Assistant Professor of Ophthalmology, Casey Eye Institute, Oregon Health & Science University, Portland, OR8
Ophthalmologist & Researcher, Chief of Quality, Kaiser Permanente, Walnut Creek, CA9
Professor, Department of Ophthalmology and Visual Sciences, Medical School, Professor, Depart of Epidemiology, School of Public Health, Kellogg Eye Center, University of Michigan, Ann Arbor, MI
Highlighted Findings and Recommendations for Care
Symptomatic cataract is a surgical disorder. Dietary intake and nutritional supplements have demonstrated minimal effect on the prevention or treatment of cataract.
Most cataract surgery in the United States is performed by small-incision phacoemulsification with foldable intraocular lens (IOL) implantation on an outpatient basis.
Refractive cataract surgery, including astigmatism management, intraoperative refractive guidance, and specialty IOL implantation, has the potential to reduce a patient's dependence on eyeglasses or contact lenses for distance, intermediate, and near vision.
Femtosecond laser-assisted cataract surgery (FLACS) increases the circularity and centration of the capsulorrhexis and the precision of the corneal incisions. It may also reduce the amount of ultrasonic energy required to remove a cataract.
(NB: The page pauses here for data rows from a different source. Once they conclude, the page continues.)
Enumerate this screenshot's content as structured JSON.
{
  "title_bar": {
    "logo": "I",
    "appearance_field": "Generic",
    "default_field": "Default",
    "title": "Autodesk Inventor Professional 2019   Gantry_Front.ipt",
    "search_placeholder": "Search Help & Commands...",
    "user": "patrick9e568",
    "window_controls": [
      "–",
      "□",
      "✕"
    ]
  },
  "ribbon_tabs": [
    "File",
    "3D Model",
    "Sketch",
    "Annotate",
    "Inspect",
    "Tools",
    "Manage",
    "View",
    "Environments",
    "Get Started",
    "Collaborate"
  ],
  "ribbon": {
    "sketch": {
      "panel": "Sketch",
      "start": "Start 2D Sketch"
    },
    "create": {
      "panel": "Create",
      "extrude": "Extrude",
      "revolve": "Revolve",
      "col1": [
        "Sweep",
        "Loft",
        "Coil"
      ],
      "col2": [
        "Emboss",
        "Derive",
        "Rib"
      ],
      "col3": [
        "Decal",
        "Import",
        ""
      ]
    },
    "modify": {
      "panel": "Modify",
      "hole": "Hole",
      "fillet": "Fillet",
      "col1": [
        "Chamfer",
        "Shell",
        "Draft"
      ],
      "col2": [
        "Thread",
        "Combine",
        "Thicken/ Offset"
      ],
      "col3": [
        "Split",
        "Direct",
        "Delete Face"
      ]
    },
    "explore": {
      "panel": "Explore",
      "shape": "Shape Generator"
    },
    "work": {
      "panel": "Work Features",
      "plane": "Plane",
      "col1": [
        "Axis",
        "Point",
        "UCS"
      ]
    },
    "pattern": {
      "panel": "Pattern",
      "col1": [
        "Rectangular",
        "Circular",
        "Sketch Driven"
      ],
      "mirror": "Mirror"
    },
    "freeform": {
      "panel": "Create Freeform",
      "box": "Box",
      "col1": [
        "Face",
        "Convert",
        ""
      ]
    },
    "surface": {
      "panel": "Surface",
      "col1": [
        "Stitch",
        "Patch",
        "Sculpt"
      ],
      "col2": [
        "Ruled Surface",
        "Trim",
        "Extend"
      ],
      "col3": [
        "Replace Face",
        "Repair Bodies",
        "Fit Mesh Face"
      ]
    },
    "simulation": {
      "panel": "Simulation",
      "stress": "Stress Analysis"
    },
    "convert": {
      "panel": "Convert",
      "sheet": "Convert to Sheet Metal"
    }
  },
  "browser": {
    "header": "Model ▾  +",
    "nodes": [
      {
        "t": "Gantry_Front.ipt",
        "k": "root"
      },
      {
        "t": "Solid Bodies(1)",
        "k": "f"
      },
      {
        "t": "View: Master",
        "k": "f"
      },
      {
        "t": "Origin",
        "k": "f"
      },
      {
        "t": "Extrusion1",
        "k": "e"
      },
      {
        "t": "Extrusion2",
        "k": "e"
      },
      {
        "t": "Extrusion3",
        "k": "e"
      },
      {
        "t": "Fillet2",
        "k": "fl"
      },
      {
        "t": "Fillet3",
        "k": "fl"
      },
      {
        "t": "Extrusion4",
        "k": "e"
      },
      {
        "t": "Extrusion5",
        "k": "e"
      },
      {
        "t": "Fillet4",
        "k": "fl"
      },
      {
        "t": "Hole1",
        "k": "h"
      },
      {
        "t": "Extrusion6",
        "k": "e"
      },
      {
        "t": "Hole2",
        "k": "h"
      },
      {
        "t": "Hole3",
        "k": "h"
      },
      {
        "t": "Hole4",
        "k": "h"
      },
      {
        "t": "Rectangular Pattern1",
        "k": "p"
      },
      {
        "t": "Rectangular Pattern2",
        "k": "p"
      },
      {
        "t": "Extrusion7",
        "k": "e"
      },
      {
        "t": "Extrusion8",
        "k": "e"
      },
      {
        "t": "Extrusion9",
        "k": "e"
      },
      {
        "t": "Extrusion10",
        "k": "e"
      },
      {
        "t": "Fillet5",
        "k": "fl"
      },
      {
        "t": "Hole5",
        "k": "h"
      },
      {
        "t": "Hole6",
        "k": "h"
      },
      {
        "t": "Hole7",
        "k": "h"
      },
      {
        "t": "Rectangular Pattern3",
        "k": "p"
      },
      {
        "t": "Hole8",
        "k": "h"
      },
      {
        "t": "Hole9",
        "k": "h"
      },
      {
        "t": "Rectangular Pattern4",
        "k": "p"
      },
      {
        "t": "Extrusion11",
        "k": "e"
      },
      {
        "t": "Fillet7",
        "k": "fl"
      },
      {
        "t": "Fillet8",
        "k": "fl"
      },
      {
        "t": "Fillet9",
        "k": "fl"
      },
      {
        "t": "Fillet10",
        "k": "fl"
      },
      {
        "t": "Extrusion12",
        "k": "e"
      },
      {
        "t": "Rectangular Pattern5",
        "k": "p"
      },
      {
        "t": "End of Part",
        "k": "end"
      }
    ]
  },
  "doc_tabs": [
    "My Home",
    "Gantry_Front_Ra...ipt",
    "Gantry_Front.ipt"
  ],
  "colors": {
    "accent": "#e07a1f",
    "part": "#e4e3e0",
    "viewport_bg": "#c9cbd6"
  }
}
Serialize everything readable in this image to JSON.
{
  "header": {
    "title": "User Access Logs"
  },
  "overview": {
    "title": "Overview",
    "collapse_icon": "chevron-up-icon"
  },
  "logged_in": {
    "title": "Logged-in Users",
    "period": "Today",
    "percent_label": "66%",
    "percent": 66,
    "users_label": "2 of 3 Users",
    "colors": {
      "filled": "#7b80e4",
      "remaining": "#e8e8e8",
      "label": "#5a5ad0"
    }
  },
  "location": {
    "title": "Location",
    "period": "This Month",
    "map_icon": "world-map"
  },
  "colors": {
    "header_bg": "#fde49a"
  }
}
However, the technology is not yet cost-effective, and the overall risk profile and refractive outcomes have not been shown to be superior to that of standard phacoemulsification.
Topical nonsteroidal anti-inflammatory drugs (NSAIDs) reduce the incidence of early postoperative cystoid macular edema (CME), but a long-term benefit has not been demonstrated.
There is substantial evidence that intracameral antibiotic administration reduces the risk of postoperative bacterial endophthalmitis. Increasing evidence also suggests that topically applied antibiotics do not add to the benefit of intracameral injection.
Minimally invasive glaucoma surgery can enhance the intraocular pressure-lowering effects of cataract surgery in some patients with mild to moderate glaucoma.